▶ **Exercise brief**
Take the data that follows and retype it word for word.

Component data from apps and pages
──────────

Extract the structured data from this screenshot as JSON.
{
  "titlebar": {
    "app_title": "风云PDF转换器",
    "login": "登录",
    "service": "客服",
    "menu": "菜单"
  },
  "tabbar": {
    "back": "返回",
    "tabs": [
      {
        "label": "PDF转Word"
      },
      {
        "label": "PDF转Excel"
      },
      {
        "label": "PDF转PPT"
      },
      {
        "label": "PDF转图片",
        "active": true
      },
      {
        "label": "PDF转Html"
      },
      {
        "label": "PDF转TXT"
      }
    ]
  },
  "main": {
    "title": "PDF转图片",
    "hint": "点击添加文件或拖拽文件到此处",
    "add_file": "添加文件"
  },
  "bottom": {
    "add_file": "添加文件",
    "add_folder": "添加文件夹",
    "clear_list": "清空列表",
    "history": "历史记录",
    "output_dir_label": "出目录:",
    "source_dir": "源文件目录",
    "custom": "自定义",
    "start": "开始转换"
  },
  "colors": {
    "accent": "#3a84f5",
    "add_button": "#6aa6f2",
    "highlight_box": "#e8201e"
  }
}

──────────

▶ **Task output**
Extract the structured data from this screenshot as JSON.
{
  "titlebar": {
    "app_title": "风云PDF转换器",
    "login": "登录",
    "service": "客服",
    "menu": "菜单"
  },
  "tabbar": {
    "back": "返回",
    "tabs": [
      {
        "label": "PDF转Word"
      },
      {
        "label": "PDF转Excel"
      },
      {
        "label": "PDF转PPT"
      },
      {
        "label": "PDF转图片",
        "active": true
      },
      {
        "label": "PDF转Html"
      },
      {
        "label": "PDF转TXT"
      }
    ]
  },
  "main": {
    "title": "PDF转图片",
    "hint": "点击添加文件或拖拽文件到此处",
    "add_file": "添加文件"
  },
  "bottom": {
    "add_file": "添加文件",
    "add_folder": "添加文件夹",
    "clear_list": "清空列表",
    "history": "历史记录",
    "output_dir_label": "出目录:",
    "source_dir": "源文件目录",
    "custom": "自定义",
    "start": "开始转换"
  },
  "colors": {
    "accent": "#3a84f5",
    "add_button": "#6aa6f2",
    "highlight_box": "#e8201e"
  }
}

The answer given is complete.